Time: 5pm Pacific / 8pm Eastern / 1am (next day) GMT (international times here)
Duration: 1 hour
Location: In Elluminate. Log in at http://tr.im/futureofed. The Elluminate room will be open up to 30 minutes before the event if you want to come in early. To make sure that your computer is configured for Elluminate, please visit http://www.elluminate.com/support. Recordings of the session will be posted within a day of the event at the event page.
Event and Recording Page: http://www.learncentral.org/event/60484
"What if you could remember everything? Soon, if you choose, you will be able to conveniently and affordably record your whole life in minute detail. In Total Recall, Gordon Bell and Jim Gemmell draw on their experience from the MyLifeBits project at Microsoft Research to explain the benefits to come from an earth-shaking and inevitable increase in electronic memories."Join me for a live and interactive interview with Gordon Bell and Jim Gemmell, co-authors of Total Recall: How the E-Memory Revolution Will Change Everything. This is a fascinating look into a future that is coming very quickly.
Total Recall is the book written by Jim Gemmell, the project leader, and Gordon about the MyLifeBits induced vision of the inevitability of Total Recall. In 2010, Gordon’s personal store or e-memory is over a quarter of a Terabyte, and the data is accumulating at about 1 Gigabyte per month.
Gordon has been a principal researcher at Microsoft Research since 1995. He is the former vice president of research and development at Digital Equipment Corporation (1960-1983); professor of computer science and electrical engineering at Carnegie-Mellon University (1966-72); founding assistant director of the National Science Foundation's Computing and Information Sciences and Engineering (CISE) Directorate (1986-1988); panel chair of the National Research and Education Network (NREN) for creating the Internet (1987-1988); advisor/investor to 100+ High Tech start-up companies (1983- ); and a founding trustee of the Computer History Museum in Mountain View, California. He has written several books about computer architecture and High Tech Ventures (1991) with John McNamara describing the Bell Mason Diagnostic. He is a member of the Bell Mason Group that consults on starting corporate ventures.
Gordon created ACM’s Gordon Bell Prize in 1987 to acknowledge and reward progress in parallel processing. He is a fellow of the ACM, American Academy of Arts & Sciences, IEEE, NAE, NAS, and 1991 National Medal of Technology medalist.
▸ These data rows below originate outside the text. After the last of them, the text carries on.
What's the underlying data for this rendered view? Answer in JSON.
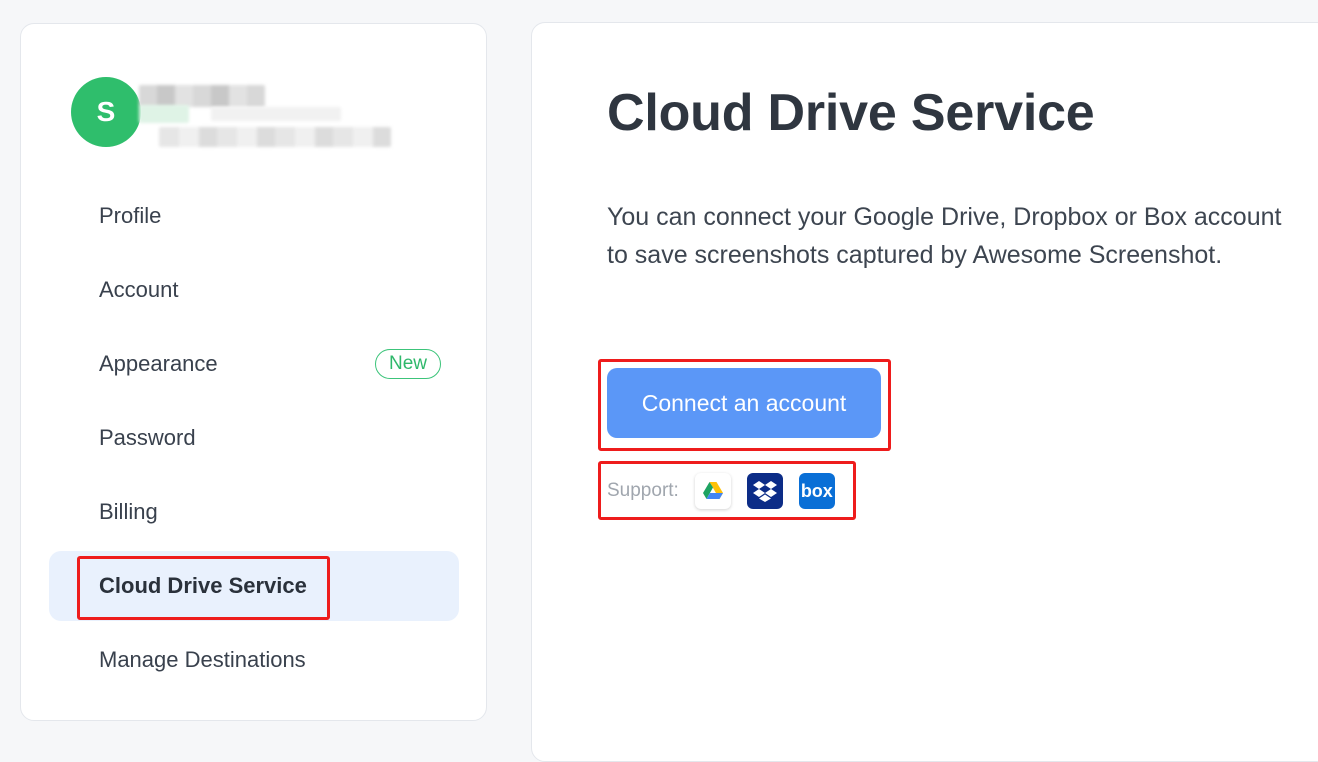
{
  "user": {
    "avatar_initial": "S"
  },
  "sidebar": {
    "items": [
      {
        "label": "Profile"
      },
      {
        "label": "Account"
      },
      {
        "label": "Appearance",
        "badge": "New"
      },
      {
        "label": "Password"
      },
      {
        "label": "Billing"
      },
      {
        "label": "Cloud Drive Service",
        "active": true
      },
      {
        "label": "Manage Destinations"
      }
    ]
  },
  "main": {
    "title": "Cloud Drive Service",
    "description": "You can connect your Google Drive, Dropbox or Box account to save screenshots captured by Awesome Screenshot.",
    "connect_label": "Connect an account",
    "support_label": "Support:",
    "providers": [
      {
        "icon": "google-drive-icon"
      },
      {
        "icon": "dropbox-icon"
      },
      {
        "icon": "box-icon",
        "text": "box"
      }
    ]
  },
  "colors": {
    "accent": "#5b97f7",
    "active_bg": "#e9f1fd",
    "avatar": "#2fbe6c",
    "badge": "#3cc47a",
    "highlight": "#ee1c1c"
  }
}
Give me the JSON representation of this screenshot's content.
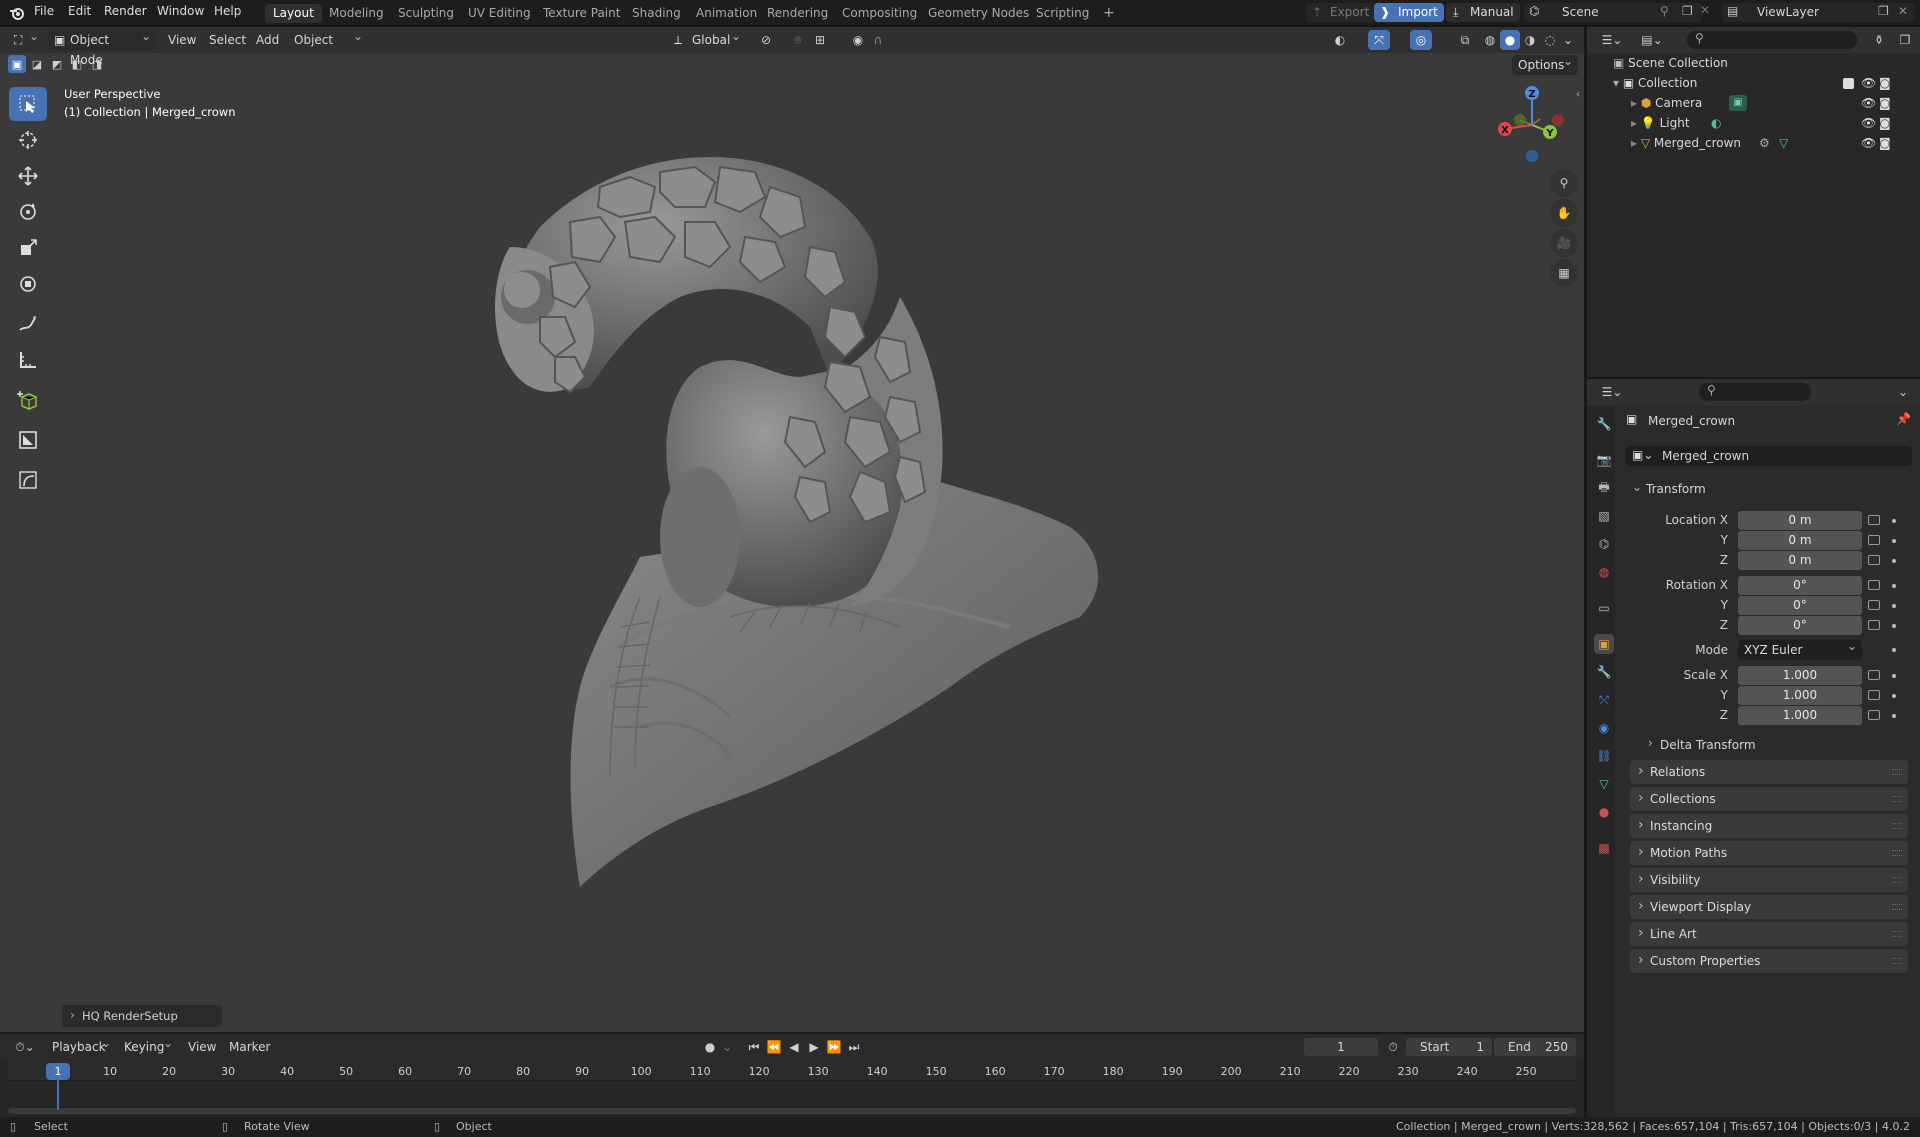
{
  "top_menu": {
    "items": [
      "File",
      "Edit",
      "Render",
      "Window",
      "Help"
    ]
  },
  "workspaces": {
    "tabs": [
      "Layout",
      "Modeling",
      "Sculpting",
      "UV Editing",
      "Texture Paint",
      "Shading",
      "Animation",
      "Rendering",
      "Compositing",
      "Geometry Nodes",
      "Scripting"
    ],
    "active": "Layout",
    "add": "+"
  },
  "top_right": {
    "export_label": "Export",
    "import_label": "Import",
    "manual_label": "Manual",
    "scene_name": "Scene",
    "view_layer_name": "ViewLayer"
  },
  "viewport_header": {
    "mode": "Object Mode",
    "menus": [
      "View",
      "Select",
      "Add",
      "Object"
    ],
    "transform_orientation": "Global",
    "options_label": "Options"
  },
  "viewport": {
    "perspective_label": "User Perspective",
    "collection_label": "(1) Collection | Merged_crown",
    "redo_panel": "HQ RenderSetup",
    "gizmo": {
      "x": "X",
      "y": "Y",
      "z": "Z"
    }
  },
  "outliner": {
    "root": "Scene Collection",
    "collection": "Collection",
    "items": [
      {
        "name": "Camera"
      },
      {
        "name": "Light"
      },
      {
        "name": "Merged_crown"
      }
    ]
  },
  "properties": {
    "object_name": "Merged_crown",
    "object_field": "Merged_crown",
    "transform_title": "Transform",
    "location": {
      "label_x": "Location X",
      "label_y": "Y",
      "label_z": "Z",
      "x": "0 m",
      "y": "0 m",
      "z": "0 m"
    },
    "rotation": {
      "label_x": "Rotation X",
      "label_y": "Y",
      "label_z": "Z",
      "x": "0°",
      "y": "0°",
      "z": "0°"
    },
    "mode": {
      "label": "Mode",
      "value": "XYZ Euler"
    },
    "scale": {
      "label_x": "Scale X",
      "label_y": "Y",
      "label_z": "Z",
      "x": "1.000",
      "y": "1.000",
      "z": "1.000"
    },
    "delta_transform": "Delta Transform",
    "sections": [
      "Relations",
      "Collections",
      "Instancing",
      "Motion Paths",
      "Visibility",
      "Viewport Display",
      "Line Art",
      "Custom Properties"
    ]
  },
  "timeline": {
    "menus": [
      "Playback",
      "Keying",
      "View",
      "Marker"
    ],
    "current_frame": "1",
    "start_label": "Start",
    "start": "1",
    "end_label": "End",
    "end": "250",
    "ticks": [
      "10",
      "20",
      "30",
      "40",
      "50",
      "60",
      "70",
      "80",
      "90",
      "100",
      "110",
      "120",
      "130",
      "140",
      "150",
      "160",
      "170",
      "180",
      "190",
      "200",
      "210",
      "220",
      "230",
      "240",
      "250"
    ],
    "playhead": "1"
  },
  "status_bar": {
    "select": "Select",
    "rotate": "Rotate View",
    "object": "Object",
    "stats": "Collection | Merged_crown | Verts:328,562 | Faces:657,104 | Tris:657,104 | Objects:0/3 | 4.0.2"
  },
  "colors": {
    "accent": "#4772b3",
    "axis_x": "#e2454b",
    "axis_y": "#8bc53f",
    "axis_z": "#4a8ee0",
    "viewport_bg": "#3a3a3a",
    "panel_bg": "#303030"
  }
}
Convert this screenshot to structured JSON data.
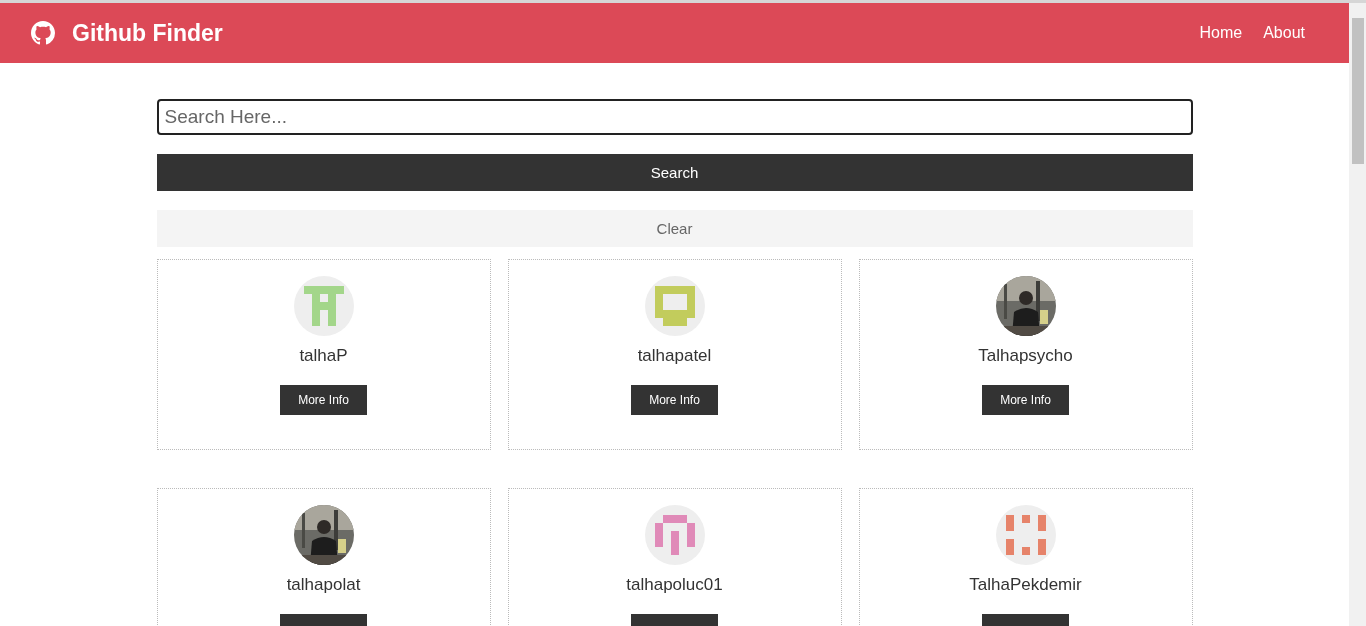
{
  "navbar": {
    "title": "Github Finder",
    "links": [
      {
        "label": "Home"
      },
      {
        "label": "About"
      }
    ]
  },
  "search": {
    "placeholder": "Search Here...",
    "submit": "Search",
    "clear": "Clear"
  },
  "users": [
    {
      "login": "talhaP",
      "kind": "identicon",
      "color": "#a3d68a",
      "action": "More Info"
    },
    {
      "login": "talhapatel",
      "kind": "identicon",
      "color": "#c2cc5c",
      "action": "More Info"
    },
    {
      "login": "Talhapsycho",
      "action": "More Info"
    },
    {
      "login": "talhapolat"
    },
    {
      "login": "talhapoluc01",
      "kind": "identicon",
      "color": "#e08ab8"
    },
    {
      "login": "TalhaPekdemir",
      "kind": "identicon",
      "color": "#e6836a"
    }
  ]
}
For a complete biography and publication list, please see Gordon's webpage and MyLifeBits.com.